Data to process:
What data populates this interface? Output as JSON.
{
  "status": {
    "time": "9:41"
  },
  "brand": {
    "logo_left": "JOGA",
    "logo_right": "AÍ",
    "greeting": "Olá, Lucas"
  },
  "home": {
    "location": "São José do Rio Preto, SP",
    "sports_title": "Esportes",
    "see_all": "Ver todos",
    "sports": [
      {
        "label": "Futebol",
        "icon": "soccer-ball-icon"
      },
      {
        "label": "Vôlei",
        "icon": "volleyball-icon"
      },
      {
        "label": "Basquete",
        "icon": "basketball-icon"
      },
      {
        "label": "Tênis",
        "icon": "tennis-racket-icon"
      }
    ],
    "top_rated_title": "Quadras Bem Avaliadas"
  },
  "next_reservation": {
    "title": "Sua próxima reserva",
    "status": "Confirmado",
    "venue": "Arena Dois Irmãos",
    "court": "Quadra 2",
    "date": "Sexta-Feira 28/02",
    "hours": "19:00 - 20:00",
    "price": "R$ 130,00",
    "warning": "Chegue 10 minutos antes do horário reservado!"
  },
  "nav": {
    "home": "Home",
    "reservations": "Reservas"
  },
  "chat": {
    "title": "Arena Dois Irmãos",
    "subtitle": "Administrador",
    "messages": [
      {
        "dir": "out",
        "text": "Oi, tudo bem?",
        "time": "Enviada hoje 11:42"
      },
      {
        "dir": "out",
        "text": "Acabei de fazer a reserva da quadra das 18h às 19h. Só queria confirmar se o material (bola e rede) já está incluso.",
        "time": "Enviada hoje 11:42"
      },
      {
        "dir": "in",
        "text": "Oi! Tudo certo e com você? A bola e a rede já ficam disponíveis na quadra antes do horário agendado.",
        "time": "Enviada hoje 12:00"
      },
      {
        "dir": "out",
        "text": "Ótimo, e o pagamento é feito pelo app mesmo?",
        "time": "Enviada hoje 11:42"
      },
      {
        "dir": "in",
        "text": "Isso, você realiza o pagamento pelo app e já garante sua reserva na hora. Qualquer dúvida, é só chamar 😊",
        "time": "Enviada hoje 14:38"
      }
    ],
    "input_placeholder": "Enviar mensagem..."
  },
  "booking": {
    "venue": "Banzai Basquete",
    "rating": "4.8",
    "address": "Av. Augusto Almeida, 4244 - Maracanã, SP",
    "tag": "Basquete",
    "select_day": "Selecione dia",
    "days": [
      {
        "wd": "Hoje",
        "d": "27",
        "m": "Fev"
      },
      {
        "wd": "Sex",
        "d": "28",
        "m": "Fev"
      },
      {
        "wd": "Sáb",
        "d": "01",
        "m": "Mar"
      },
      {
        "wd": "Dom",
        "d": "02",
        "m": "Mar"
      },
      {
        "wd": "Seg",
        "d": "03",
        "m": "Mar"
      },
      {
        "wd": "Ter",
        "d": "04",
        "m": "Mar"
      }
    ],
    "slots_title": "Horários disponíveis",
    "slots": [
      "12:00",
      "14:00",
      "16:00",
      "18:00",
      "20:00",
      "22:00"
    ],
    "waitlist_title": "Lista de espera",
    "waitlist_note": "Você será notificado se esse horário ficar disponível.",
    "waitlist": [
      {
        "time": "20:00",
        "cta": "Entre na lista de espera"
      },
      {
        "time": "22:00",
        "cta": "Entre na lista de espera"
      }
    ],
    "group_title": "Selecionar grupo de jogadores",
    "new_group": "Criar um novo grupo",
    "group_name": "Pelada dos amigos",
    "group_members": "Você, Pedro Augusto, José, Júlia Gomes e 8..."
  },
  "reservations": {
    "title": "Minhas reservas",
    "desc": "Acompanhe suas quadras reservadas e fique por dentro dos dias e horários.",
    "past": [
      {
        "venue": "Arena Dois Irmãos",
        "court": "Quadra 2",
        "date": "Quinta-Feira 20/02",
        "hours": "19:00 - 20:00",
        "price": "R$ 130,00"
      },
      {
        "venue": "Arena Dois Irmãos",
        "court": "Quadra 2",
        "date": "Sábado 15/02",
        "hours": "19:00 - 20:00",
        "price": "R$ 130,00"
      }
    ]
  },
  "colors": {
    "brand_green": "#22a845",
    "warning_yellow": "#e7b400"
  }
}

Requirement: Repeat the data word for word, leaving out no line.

Result below:
What data populates this interface? Output as JSON.
{
  "status": {
    "time": "9:41"
  },
  "brand": {
    "logo_left": "JOGA",
    "logo_right": "AÍ",
    "greeting": "Olá, Lucas"
  },
  "home": {
    "location": "São José do Rio Preto, SP",
    "sports_title": "Esportes",
    "see_all": "Ver todos",
    "sports": [
      {
        "label": "Futebol",
        "icon": "soccer-ball-icon"
      },
      {
        "label": "Vôlei",
        "icon": "volleyball-icon"
      },
      {
        "label": "Basquete",
        "icon": "basketball-icon"
      },
      {
        "label": "Tênis",
        "icon": "tennis-racket-icon"
      }
    ],
    "top_rated_title": "Quadras Bem Avaliadas"
  },
  "next_reservation": {
    "title": "Sua próxima reserva",
    "status": "Confirmado",
    "venue": "Arena Dois Irmãos",
    "court": "Quadra 2",
    "date": "Sexta-Feira 28/02",
    "hours": "19:00 - 20:00",
    "price": "R$ 130,00",
    "warning": "Chegue 10 minutos antes do horário reservado!"
  },
  "nav": {
    "home": "Home",
    "reservations": "Reservas"
  },
  "chat": {
    "title": "Arena Dois Irmãos",
    "subtitle": "Administrador",
    "messages": [
      {
        "dir": "out",
        "text": "Oi, tudo bem?",
        "time": "Enviada hoje 11:42"
      },
      {
        "dir": "out",
        "text": "Acabei de fazer a reserva da quadra das 18h às 19h. Só queria confirmar se o material (bola e rede) já está incluso.",
        "time": "Enviada hoje 11:42"
      },
      {
        "dir": "in",
        "text": "Oi! Tudo certo e com você? A bola e a rede já ficam disponíveis na quadra antes do horário agendado.",
        "time": "Enviada hoje 12:00"
      },
      {
        "dir": "out",
        "text": "Ótimo, e o pagamento é feito pelo app mesmo?",
        "time": "Enviada hoje 11:42"
      },
      {
        "dir": "in",
        "text": "Isso, você realiza o pagamento pelo app e já garante sua reserva na hora. Qualquer dúvida, é só chamar 😊",
        "time": "Enviada hoje 14:38"
      }
    ],
    "input_placeholder": "Enviar mensagem..."
  },
  "booking": {
    "venue": "Banzai Basquete",
    "rating": "4.8",
    "address": "Av. Augusto Almeida, 4244 - Maracanã, SP",
    "tag": "Basquete",
    "select_day": "Selecione dia",
    "days": [
      {
        "wd": "Hoje",
        "d": "27",
        "m": "Fev"
      },
      {
        "wd": "Sex",
        "d": "28",
        "m": "Fev"
      },
      {
        "wd": "Sáb",
        "d": "01",
        "m": "Mar"
      },
      {
        "wd": "Dom",
        "d": "02",
        "m": "Mar"
      },
      {
        "wd": "Seg",
        "d": "03",
        "m": "Mar"
      },
      {
        "wd": "Ter",
        "d": "04",
        "m": "Mar"
      }
    ],
    "slots_title": "Horários disponíveis",
    "slots": [
      "12:00",
      "14:00",
      "16:00",
      "18:00",
      "20:00",
      "22:00"
    ],
    "waitlist_title": "Lista de espera",
    "waitlist_note": "Você será notificado se esse horário ficar disponível.",
    "waitlist": [
      {
        "time": "20:00",
        "cta": "Entre na lista de espera"
      },
      {
        "time": "22:00",
        "cta": "Entre na lista de espera"
      }
    ],
    "group_title": "Selecionar grupo de jogadores",
    "new_group": "Criar um novo grupo",
    "group_name": "Pelada dos amigos",
    "group_members": "Você, Pedro Augusto, José, Júlia Gomes e 8..."
  },
  "reservations": {
    "title": "Minhas reservas",
    "desc": "Acompanhe suas quadras reservadas e fique por dentro dos dias e horários.",
    "past": [
      {
        "venue": "Arena Dois Irmãos",
        "court": "Quadra 2",
        "date": "Quinta-Feira 20/02",
        "hours": "19:00 - 20:00",
        "price": "R$ 130,00"
      },
      {
        "venue": "Arena Dois Irmãos",
        "court": "Quadra 2",
        "date": "Sábado 15/02",
        "hours": "19:00 - 20:00",
        "price": "R$ 130,00"
      }
    ]
  },
  "colors": {
    "brand_green": "#22a845",
    "warning_yellow": "#e7b400"
  }
}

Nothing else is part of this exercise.